Why is it that we can believe God peforms miracles in other’s lives but struggle to believe he performs them in our own?
Why is it that we can shout “Amen” on Sunday morning but be ready to throw in the towel by Tuesday night?
I think it has to do with our expectations. When our expectations do not line up with our experience, our faith is weakened. This happened to followers of Jesus 2,000 years ago as well.
John tells us the story, in the 11th chapter of his Gospel, of the death of Lazarus. Word reached Jesus that one of his dear friends was very sick, to the point of death. Being women of faith, Mary and Martha believed that if Jesus could hurry home, he could heal their brother.
Their expectation was that Jesus would return as quickly as possible to heal Lazarus before his untimely passing. Jesus even sets them up to be tested. In John 11:4 it says, “When Jesus heard about it he said, ‘Lazarus’ sickness will not end in death.’” The disciples’ expectations are high. Lazarus isn’t going to die! Jesus is going to heal him.
Then something strange happens. Jesus doesn’t leave to head toward Lazarus’ house. In fact, he decides to stay where he is for two more days. His best friend is dying, and he waits two whole days to go see him. By the time they arrive, Lazarus is dead, and he’s been dead for four days.
Not only is he dead, but his sisters, Mary and Martha, are mad. Mary didn’t even want to go see Jesus, so Martha went by herself to give Jesus a piece of her mind. “Lord, if only you had been here my brother would not have died,” she says.
The disciples fully expected Jesus to heal Lazarus. Mary and Martha’s expectations were for Jesus to arrive just in the nick of time, touch Lazarus on the head and heal him. When their experience fell short of their expectations, their faith became weak, and that frustrated Jesus.
In fact, verse 33 says, “When Jesus saw her (Mary) weeping and saw the other people wailing with her, a deep anger welled up within him, and he was deeply troubled.”
I wonder if our lack of faith ever frustrates the Lord. I wonder if he ever thinks to himself, “I’ve brought you this far, and you’re questioning me now.”
Jesus had been traveling and performing miracles for more than two years, and now some of his closest companions are doubting not only his power but his judgment as well. They’re thinking, “It’s too late. You can’t do anything about this now. Why did you decide to wait two days to come? What a terrible decision.”
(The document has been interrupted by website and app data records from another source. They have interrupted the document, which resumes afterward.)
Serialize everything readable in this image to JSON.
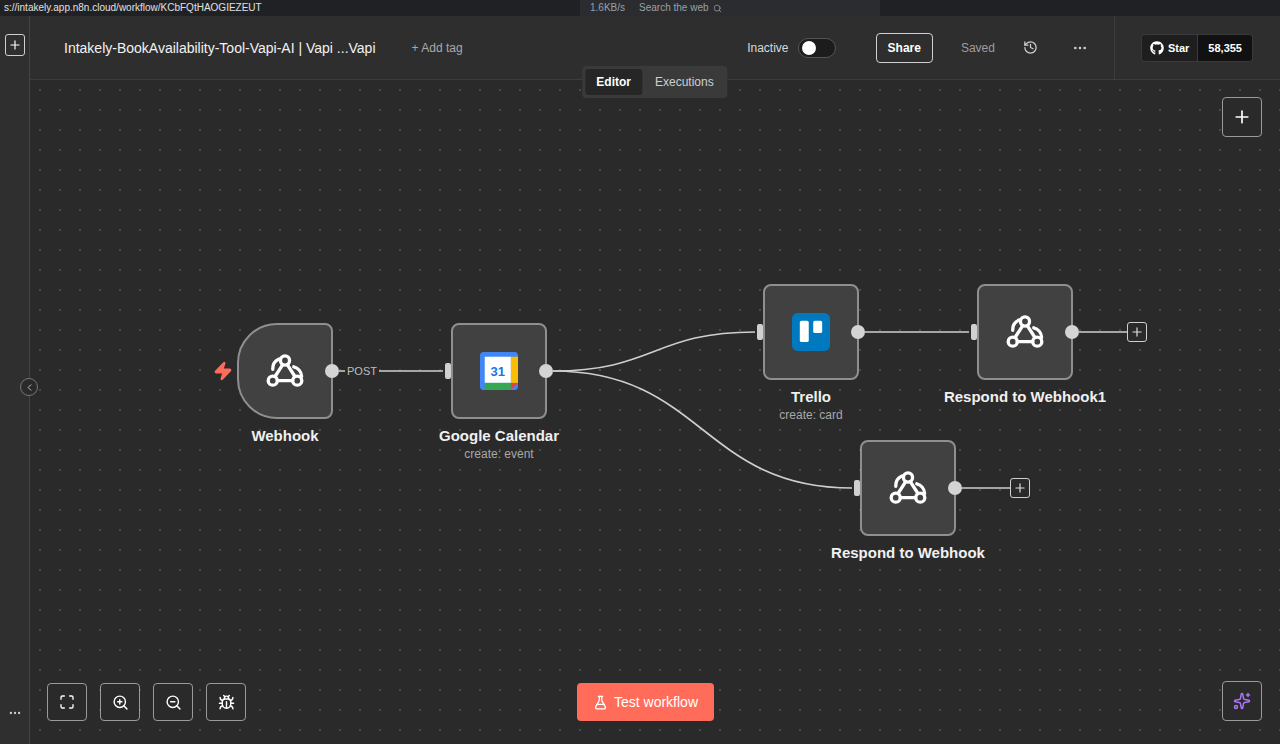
{
  "browser": {
    "url": "s://intakely.app.n8n.cloud/workflow/KCbFQtHAOGIEZEUT",
    "speed": "1.6KB/s",
    "search_placeholder": "Search the web"
  },
  "header": {
    "title": "Intakely-BookAvailability-Tool-Vapi-AI | Vapi ...Vapi",
    "add_tag": "+ Add tag",
    "active_label": "Inactive",
    "active": false,
    "share": "Share",
    "save_status": "Saved",
    "github": {
      "label": "Star",
      "count": "58,355"
    }
  },
  "tabs": [
    {
      "label": "Editor",
      "selected": true
    },
    {
      "label": "Executions",
      "selected": false
    }
  ],
  "nodes": [
    {
      "name": "Webhook",
      "subtitle": "",
      "kind": "trigger",
      "badge": ""
    },
    {
      "name": "Google Calendar",
      "subtitle": "create: event",
      "kind": "calendar",
      "badge": "31"
    },
    {
      "name": "Trello",
      "subtitle": "create: card",
      "kind": "trello",
      "badge": ""
    },
    {
      "name": "Respond to Webhook1",
      "subtitle": "",
      "kind": "respond",
      "badge": ""
    },
    {
      "name": "Respond to Webhook",
      "subtitle": "",
      "kind": "respond",
      "badge": ""
    }
  ],
  "edges": [
    {
      "from": "Webhook",
      "to": "Google Calendar",
      "label": "POST"
    },
    {
      "from": "Google Calendar",
      "to": "Trello",
      "label": ""
    },
    {
      "from": "Google Calendar",
      "to": "Respond to Webhook",
      "label": ""
    },
    {
      "from": "Trello",
      "to": "Respond to Webhook1",
      "label": ""
    }
  ],
  "test_button": "Test workflow"
}
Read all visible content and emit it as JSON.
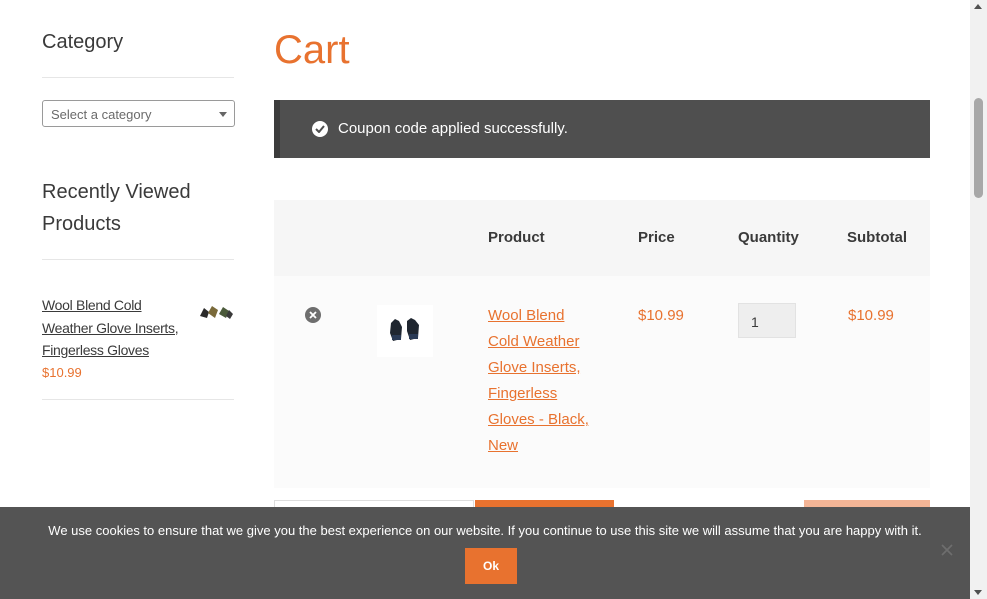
{
  "sidebar": {
    "category_title": "Category",
    "category_select_placeholder": "Select a category",
    "recently_viewed_title": "Recently Viewed Products",
    "recently_viewed_items": [
      {
        "name": "Wool Blend Cold Weather Glove Inserts, Fingerless Gloves",
        "price": "$10.99"
      }
    ]
  },
  "main": {
    "page_title": "Cart",
    "notice": {
      "message": "Coupon code applied successfully.",
      "icon": "check-circle-icon"
    },
    "cart_table": {
      "headers": {
        "product": "Product",
        "price": "Price",
        "quantity": "Quantity",
        "subtotal": "Subtotal"
      },
      "rows": [
        {
          "product_name": "Wool Blend Cold Weather Glove Inserts, Fingerless Gloves - Black, New",
          "price": "$10.99",
          "quantity": "1",
          "subtotal": "$10.99"
        }
      ]
    }
  },
  "cookie_bar": {
    "message": "We use cookies to ensure that we give you the best experience on our website. If you continue to use this site we will assume that you are happy with it.",
    "ok_label": "Ok"
  },
  "colors": {
    "accent": "#e8722f",
    "notice_bg": "#4f4f4f",
    "cookie_bg": "#545454"
  }
}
Have you ever questioned God’s judgment? Have ever doubted his timing? Have you ever wondered if he missed his chance to show off his glory? We say we believe in God’s miracle-working power, but when he doesn’t work in the way or the time that we think he should, we lose faith.
Jesus makes one statement in the middle of this mess that we need to cling to. In verse 4 he said, “… it happened for the glory of God so that the Son of God will receive glory from this.”
As believers we must always remember: God does things in his way and in his timing so that he will receive glory. His ultimate goal is to is to draw people to himself, and he knows how to do that far better than we do.
So how does the story end? Well, Jesus does leave Lazarus dead in the tomb. Four days after his death and burial, Jesus goes out to the tomb and commands them to roll the stone away from the entrance. Despite Martha’s protest, they roll the stone away, and Jesus shouts into the tomb, “Lazarus, come out!”
Lo and behold, out walks Lazarus, alive and well, still covered in grave clothes.
When our experience doesn’t meet our expectations, we must remember that God is doing things his way and for his purpose, even when we don’t understand. Second, we must never forget he specializes in bringing dead things to life! Even when it seems like all hope is lost. Even when it seems like he’s too late. Even when those around you are grieving, doubting and giving up. It only takes one word from the Lord to turn your situation around.
Do not give up on your miracle. Keep believing for your breakthrough. Trust that God is still working together all things for the good of those who love him and are called according to His purpose. He will receive the glory, and you will see his mighty hand.
Adam Detamore is the pastor of Realife Church in Greenfield. This weekly column is written by local clergy members.